• Work request: Set down each line of the data below exactly.

• Provided data:
────────────────────

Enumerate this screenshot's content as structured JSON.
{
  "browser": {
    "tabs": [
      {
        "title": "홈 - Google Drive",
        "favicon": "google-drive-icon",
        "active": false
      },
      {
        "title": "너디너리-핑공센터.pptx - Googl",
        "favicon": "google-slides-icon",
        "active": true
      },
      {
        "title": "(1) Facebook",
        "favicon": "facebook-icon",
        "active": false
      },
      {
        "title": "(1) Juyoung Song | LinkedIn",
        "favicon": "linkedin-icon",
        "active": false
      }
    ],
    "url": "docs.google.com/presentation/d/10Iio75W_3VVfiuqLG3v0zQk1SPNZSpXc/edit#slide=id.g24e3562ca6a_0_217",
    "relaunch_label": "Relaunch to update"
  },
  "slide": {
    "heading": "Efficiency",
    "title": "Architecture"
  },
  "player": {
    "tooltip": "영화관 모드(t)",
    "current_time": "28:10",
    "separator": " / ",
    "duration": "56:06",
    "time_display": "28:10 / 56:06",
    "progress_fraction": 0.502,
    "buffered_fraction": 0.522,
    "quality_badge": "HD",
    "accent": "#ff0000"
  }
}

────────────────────

• Written solution:
Enumerate this screenshot's content as structured JSON.
{
  "browser": {
    "tabs": [
      {
        "title": "홈 - Google Drive",
        "favicon": "google-drive-icon",
        "active": false
      },
      {
        "title": "너디너리-핑공센터.pptx - Googl",
        "favicon": "google-slides-icon",
        "active": true
      },
      {
        "title": "(1) Facebook",
        "favicon": "facebook-icon",
        "active": false
      },
      {
        "title": "(1) Juyoung Song | LinkedIn",
        "favicon": "linkedin-icon",
        "active": false
      }
    ],
    "url": "docs.google.com/presentation/d/10Iio75W_3VVfiuqLG3v0zQk1SPNZSpXc/edit#slide=id.g24e3562ca6a_0_217",
    "relaunch_label": "Relaunch to update"
  },
  "slide": {
    "heading": "Efficiency",
    "title": "Architecture"
  },
  "player": {
    "tooltip": "영화관 모드(t)",
    "current_time": "28:10",
    "separator": " / ",
    "duration": "56:06",
    "time_display": "28:10 / 56:06",
    "progress_fraction": 0.502,
    "buffered_fraction": 0.522,
    "quality_badge": "HD",
    "accent": "#ff0000"
  }
}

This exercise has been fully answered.